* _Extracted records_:
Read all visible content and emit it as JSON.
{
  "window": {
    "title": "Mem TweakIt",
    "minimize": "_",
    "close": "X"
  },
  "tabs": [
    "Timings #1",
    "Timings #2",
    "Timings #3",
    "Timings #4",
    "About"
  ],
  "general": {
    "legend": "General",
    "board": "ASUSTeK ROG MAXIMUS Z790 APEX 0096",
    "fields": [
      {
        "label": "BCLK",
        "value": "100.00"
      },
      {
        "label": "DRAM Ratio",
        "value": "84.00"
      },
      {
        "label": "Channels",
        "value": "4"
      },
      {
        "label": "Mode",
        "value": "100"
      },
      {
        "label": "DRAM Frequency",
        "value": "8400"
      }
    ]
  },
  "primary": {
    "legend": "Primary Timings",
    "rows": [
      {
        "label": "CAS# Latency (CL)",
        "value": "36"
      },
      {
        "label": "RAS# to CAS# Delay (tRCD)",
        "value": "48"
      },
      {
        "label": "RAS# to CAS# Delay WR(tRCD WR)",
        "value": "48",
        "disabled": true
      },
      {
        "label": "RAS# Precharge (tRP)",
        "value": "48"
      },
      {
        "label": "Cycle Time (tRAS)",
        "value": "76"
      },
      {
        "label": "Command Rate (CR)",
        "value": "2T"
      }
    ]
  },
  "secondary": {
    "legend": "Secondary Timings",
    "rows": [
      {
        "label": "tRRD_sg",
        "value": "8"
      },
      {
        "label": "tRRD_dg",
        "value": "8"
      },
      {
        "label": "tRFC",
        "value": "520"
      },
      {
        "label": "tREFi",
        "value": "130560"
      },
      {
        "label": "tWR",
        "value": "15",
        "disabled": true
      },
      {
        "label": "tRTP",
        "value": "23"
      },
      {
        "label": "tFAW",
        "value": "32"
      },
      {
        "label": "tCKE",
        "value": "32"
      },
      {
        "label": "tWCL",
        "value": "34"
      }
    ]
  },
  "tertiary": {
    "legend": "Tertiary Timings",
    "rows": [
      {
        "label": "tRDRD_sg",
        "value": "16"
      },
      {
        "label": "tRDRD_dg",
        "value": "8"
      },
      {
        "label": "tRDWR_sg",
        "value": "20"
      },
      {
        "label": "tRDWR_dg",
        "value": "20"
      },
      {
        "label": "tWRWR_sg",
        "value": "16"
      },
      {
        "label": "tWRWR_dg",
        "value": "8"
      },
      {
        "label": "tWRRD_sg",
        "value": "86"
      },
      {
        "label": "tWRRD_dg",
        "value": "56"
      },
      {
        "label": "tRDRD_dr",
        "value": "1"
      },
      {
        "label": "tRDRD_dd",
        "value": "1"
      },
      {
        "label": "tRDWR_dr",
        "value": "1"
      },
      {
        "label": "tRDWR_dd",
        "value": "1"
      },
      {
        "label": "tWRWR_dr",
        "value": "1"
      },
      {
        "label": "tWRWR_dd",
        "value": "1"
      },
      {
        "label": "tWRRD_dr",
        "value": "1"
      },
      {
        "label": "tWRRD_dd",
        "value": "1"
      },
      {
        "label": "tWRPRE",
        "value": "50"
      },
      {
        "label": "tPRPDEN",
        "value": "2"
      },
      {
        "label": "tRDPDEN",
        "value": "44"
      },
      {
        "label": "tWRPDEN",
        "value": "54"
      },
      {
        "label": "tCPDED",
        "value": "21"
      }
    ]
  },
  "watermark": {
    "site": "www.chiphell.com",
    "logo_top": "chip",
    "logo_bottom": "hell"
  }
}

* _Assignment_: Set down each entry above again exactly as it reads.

* _Solution for this exercise_:
Read all visible content and emit it as JSON.
{
  "window": {
    "title": "Mem TweakIt",
    "minimize": "_",
    "close": "X"
  },
  "tabs": [
    "Timings #1",
    "Timings #2",
    "Timings #3",
    "Timings #4",
    "About"
  ],
  "general": {
    "legend": "General",
    "board": "ASUSTeK ROG MAXIMUS Z790 APEX 0096",
    "fields": [
      {
        "label": "BCLK",
        "value": "100.00"
      },
      {
        "label": "DRAM Ratio",
        "value": "84.00"
      },
      {
        "label": "Channels",
        "value": "4"
      },
      {
        "label": "Mode",
        "value": "100"
      },
      {
        "label": "DRAM Frequency",
        "value": "8400"
      }
    ]
  },
  "primary": {
    "legend": "Primary Timings",
    "rows": [
      {
        "label": "CAS# Latency (CL)",
        "value": "36"
      },
      {
        "label": "RAS# to CAS# Delay (tRCD)",
        "value": "48"
      },
      {
        "label": "RAS# to CAS# Delay WR(tRCD WR)",
        "value": "48",
        "disabled": true
      },
      {
        "label": "RAS# Precharge (tRP)",
        "value": "48"
      },
      {
        "label": "Cycle Time (tRAS)",
        "value": "76"
      },
      {
        "label": "Command Rate (CR)",
        "value": "2T"
      }
    ]
  },
  "secondary": {
    "legend": "Secondary Timings",
    "rows": [
      {
        "label": "tRRD_sg",
        "value": "8"
      },
      {
        "label": "tRRD_dg",
        "value": "8"
      },
      {
        "label": "tRFC",
        "value": "520"
      },
      {
        "label": "tREFi",
        "value": "130560"
      },
      {
        "label": "tWR",
        "value": "15",
        "disabled": true
      },
      {
        "label": "tRTP",
        "value": "23"
      },
      {
        "label": "tFAW",
        "value": "32"
      },
      {
        "label": "tCKE",
        "value": "32"
      },
      {
        "label": "tWCL",
        "value": "34"
      }
    ]
  },
  "tertiary": {
    "legend": "Tertiary Timings",
    "rows": [
      {
        "label": "tRDRD_sg",
        "value": "16"
      },
      {
        "label": "tRDRD_dg",
        "value": "8"
      },
      {
        "label": "tRDWR_sg",
        "value": "20"
      },
      {
        "label": "tRDWR_dg",
        "value": "20"
      },
      {
        "label": "tWRWR_sg",
        "value": "16"
      },
      {
        "label": "tWRWR_dg",
        "value": "8"
      },
      {
        "label": "tWRRD_sg",
        "value": "86"
      },
      {
        "label": "tWRRD_dg",
        "value": "56"
      },
      {
        "label": "tRDRD_dr",
        "value": "1"
      },
      {
        "label": "tRDRD_dd",
        "value": "1"
      },
      {
        "label": "tRDWR_dr",
        "value": "1"
      },
      {
        "label": "tRDWR_dd",
        "value": "1"
      },
      {
        "label": "tWRWR_dr",
        "value": "1"
      },
      {
        "label": "tWRWR_dd",
        "value": "1"
      },
      {
        "label": "tWRRD_dr",
        "value": "1"
      },
      {
        "label": "tWRRD_dd",
        "value": "1"
      },
      {
        "label": "tWRPRE",
        "value": "50"
      },
      {
        "label": "tPRPDEN",
        "value": "2"
      },
      {
        "label": "tRDPDEN",
        "value": "44"
      },
      {
        "label": "tWRPDEN",
        "value": "54"
      },
      {
        "label": "tCPDED",
        "value": "21"
      }
    ]
  },
  "watermark": {
    "site": "www.chiphell.com",
    "logo_top": "chip",
    "logo_bottom": "hell"
  }
}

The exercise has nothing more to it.